If a record contains a picture, leave the picture out and copy everything else exactly.
Start of Material provided
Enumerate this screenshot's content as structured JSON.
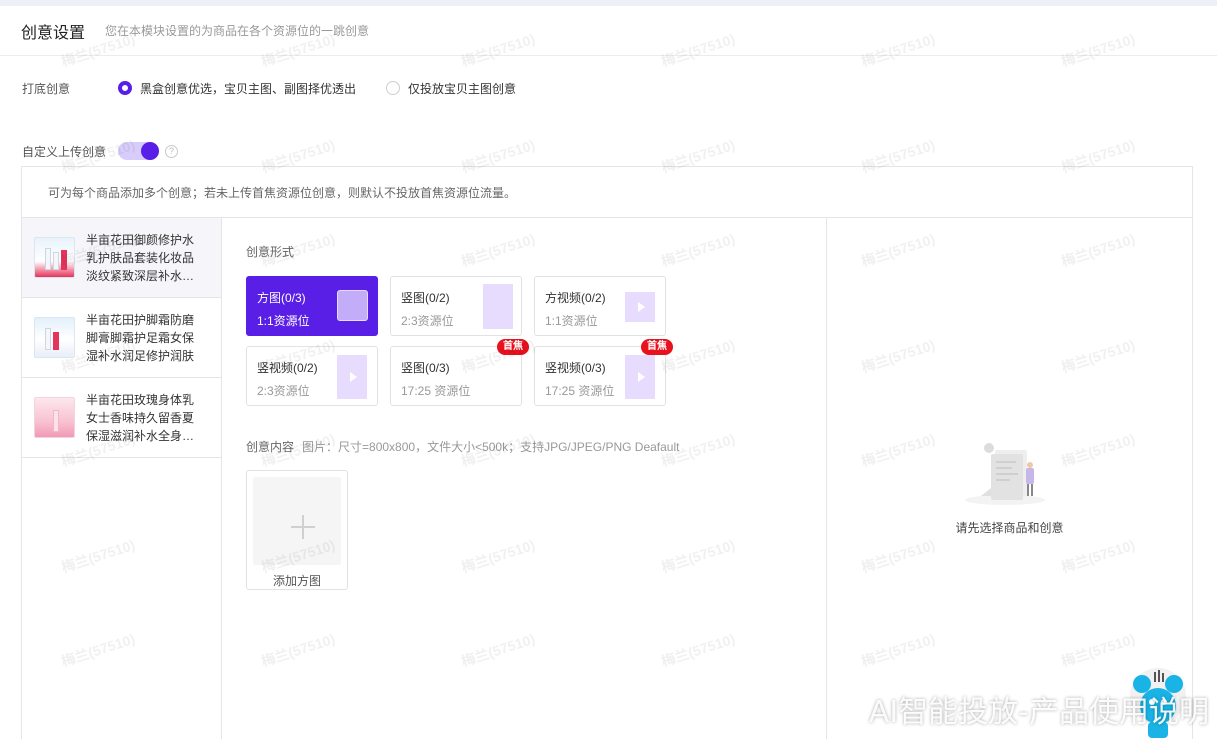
{
  "header": {
    "title": "创意设置",
    "desc": "您在本模块设置的为商品在各个资源位的一跳创意"
  },
  "fallback": {
    "label": "打底创意",
    "options": [
      {
        "label": "黑盒创意优选，宝贝主图、副图择优透出",
        "selected": true
      },
      {
        "label": "仅投放宝贝主图创意",
        "selected": false
      }
    ]
  },
  "custom_upload": {
    "label": "自定义上传创意",
    "enabled": true,
    "help": "?"
  },
  "notice": "可为每个商品添加多个创意；若未上传首焦资源位创意，则默认不投放首焦资源位流量。",
  "products": [
    {
      "name": "半亩花田御颜修护水乳护肤品套装化妆品淡纹紧致深层补水保湿"
    },
    {
      "name": "半亩花田护脚霜防磨脚膏脚霜护足霜女保湿补水润足修护润肤"
    },
    {
      "name": "半亩花田玫瑰身体乳女士香味持久留香夏保湿滋润补水全身润肤"
    }
  ],
  "format_section": {
    "label": "创意形式",
    "formats": [
      {
        "name": "方图(0/3)",
        "sub": "1:1资源位",
        "badge": ""
      },
      {
        "name": "竖图(0/2)",
        "sub": "2:3资源位",
        "badge": ""
      },
      {
        "name": "方视频(0/2)",
        "sub": "1:1资源位",
        "badge": ""
      },
      {
        "name": "竖视频(0/2)",
        "sub": "2:3资源位",
        "badge": ""
      },
      {
        "name": "竖图(0/3)",
        "sub": "17:25 资源位",
        "badge": "首焦"
      },
      {
        "name": "竖视频(0/3)",
        "sub": "17:25 资源位",
        "badge": "首焦"
      }
    ]
  },
  "content_section": {
    "label": "创意内容",
    "hint": "图片：尺寸=800x800，文件大小<500k；支持JPG/JPEG/PNG Deafault",
    "add_label": "添加方图",
    "plus": "+"
  },
  "empty_state": {
    "text": "请先选择商品和创意"
  },
  "watermark": "梅兰(57510)",
  "brand_overlay": "AI智能投放-产品使用说明",
  "colors": {
    "accent": "#5a1fe6",
    "accent_light": "#d8ccfb",
    "badge_red": "#e8111d"
  }
}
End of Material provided
### Output for this exercise
Enumerate this screenshot's content as structured JSON.
{
  "header": {
    "title": "创意设置",
    "desc": "您在本模块设置的为商品在各个资源位的一跳创意"
  },
  "fallback": {
    "label": "打底创意",
    "options": [
      {
        "label": "黑盒创意优选，宝贝主图、副图择优透出",
        "selected": true
      },
      {
        "label": "仅投放宝贝主图创意",
        "selected": false
      }
    ]
  },
  "custom_upload": {
    "label": "自定义上传创意",
    "enabled": true,
    "help": "?"
  },
  "notice": "可为每个商品添加多个创意；若未上传首焦资源位创意，则默认不投放首焦资源位流量。",
  "products": [
    {
      "name": "半亩花田御颜修护水乳护肤品套装化妆品淡纹紧致深层补水保湿"
    },
    {
      "name": "半亩花田护脚霜防磨脚膏脚霜护足霜女保湿补水润足修护润肤"
    },
    {
      "name": "半亩花田玫瑰身体乳女士香味持久留香夏保湿滋润补水全身润肤"
    }
  ],
  "format_section": {
    "label": "创意形式",
    "formats": [
      {
        "name": "方图(0/3)",
        "sub": "1:1资源位",
        "badge": ""
      },
      {
        "name": "竖图(0/2)",
        "sub": "2:3资源位",
        "badge": ""
      },
      {
        "name": "方视频(0/2)",
        "sub": "1:1资源位",
        "badge": ""
      },
      {
        "name": "竖视频(0/2)",
        "sub": "2:3资源位",
        "badge": ""
      },
      {
        "name": "竖图(0/3)",
        "sub": "17:25 资源位",
        "badge": "首焦"
      },
      {
        "name": "竖视频(0/3)",
        "sub": "17:25 资源位",
        "badge": "首焦"
      }
    ]
  },
  "content_section": {
    "label": "创意内容",
    "hint": "图片：尺寸=800x800，文件大小<500k；支持JPG/JPEG/PNG Deafault",
    "add_label": "添加方图",
    "plus": "+"
  },
  "empty_state": {
    "text": "请先选择商品和创意"
  },
  "watermark": "梅兰(57510)",
  "brand_overlay": "AI智能投放-产品使用说明",
  "colors": {
    "accent": "#5a1fe6",
    "accent_light": "#d8ccfb",
    "badge_red": "#e8111d"
  }
}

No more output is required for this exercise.